Fig1: Epidermis with stomata of Arabidopsis leaves two or six days after exposure of the seedlings to an agar plaque without (control) or withP. indica(+P. indica). Guard cells were visualized under the fluorescent microscope (450-520 nm) after stained with calcoflour white (the upper level). The lower panel shows the % closed stomata. Based on 3 independent biological experiments with 10 leaves from individual seedlings each. Bars represent SEs. Asterisks indicate significant differences, as determined by Student’s t-test (**P < 0.01).
Mentions: Although a physical contact between the two partners has not yet been established after two days, the leaves of the seedlings respond to the presence of the fungus by closing the stomata (Figure 1). Prior to expose to P. indica, 14.6 ± 1.1% of the stomata in the leaves were closed. Almost identical results were obtained for seedlings exposed to an agar plaque without the fungus for either two or six days (two days: 13.9 ± 3.3%; six days: 12.9 ± 3.7%). In contrast, two days after exposure of the seedlings to the P. indica-containing plaque, 76.7 ± 2.9% of the stomata were closed. Longer co-cultivation resulted in re-opening of the stomata, and after six days, only 17.5 ± 1.2% of the stomata remained closed (Figure 1). This demonstrates that regulation of stomata opening in the leaves in response to the root-colonizing fungus P. indica is a sensitive marker for the interaction of the two partners. To clarify whether the fungal signal(s) is an exudated compound in the medium or a gas, we co-cultivated Arabidopsis seedlings with P. indica on split Petri dishes. Exudated compounds from the fungus in the medium cannot reach the roots, while communication via gases or volatiles is possible.

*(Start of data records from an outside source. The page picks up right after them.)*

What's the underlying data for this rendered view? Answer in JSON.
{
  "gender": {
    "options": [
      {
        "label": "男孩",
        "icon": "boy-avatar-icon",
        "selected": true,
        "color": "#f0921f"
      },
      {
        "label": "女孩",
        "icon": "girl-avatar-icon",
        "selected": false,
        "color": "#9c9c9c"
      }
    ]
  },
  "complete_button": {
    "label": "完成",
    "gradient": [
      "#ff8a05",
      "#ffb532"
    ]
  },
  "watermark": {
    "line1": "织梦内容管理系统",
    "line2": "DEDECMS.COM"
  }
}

The number of closed stomata in Arabidopsis seedling was not significantly different two days after co-cultivation of the symbionts on the split Petri dishes compared to the mock-treated control (control: 18.00 ± 1.65%; split Petri dishes: 18.87 ± 2.17%) which excludes gases and volatiles as chemical mediators.Figure 1

Bottom Line: Once a physical contact is established, the stomata re-open, ROS and phytohormone levels decline, and the number and expression level of defense/stress-related genes decreases.We propose that exudated compounds from P. indica induce stress and defense responses in the host.Root colonization results in the down-regulation of defense responses and the activation of genes involved in promoting plant growth, metabolism and performance.

View Article: PubMed Central - PubMed

ABSTRACT

Background: Piriformospora indica, an endophytic fungus of Sebacinales, colonizes the roots of many plant species including Arabidopsis thaliana. The symbiotic interaction promotes plant performance, growth and resistance/tolerance against abiotic and biotic stress.

Results: We demonstrate that exudated compounds from the fungus activate stress and defense responses in the Arabidopsis roots and shoots before the two partners are in physical contact. They induce stomata closure, stimulate reactive oxygen species (ROS) production, stress-related phytohormone accumulation and activate defense and stress genes in the roots and/or shoots. Once a physical contact is established, the stomata re-open, ROS and phytohormone levels decline, and the number and expression level of defense/stress-related genes decreases.

Conclusions: We propose that exudated compounds from P. indica induce stress and defense responses in the host. Root colonization results in the down-regulation of defense responses and the activation of genes involved in promoting plant growth, metabolism and performance.

Show MeSH
Related in: MedlinePlus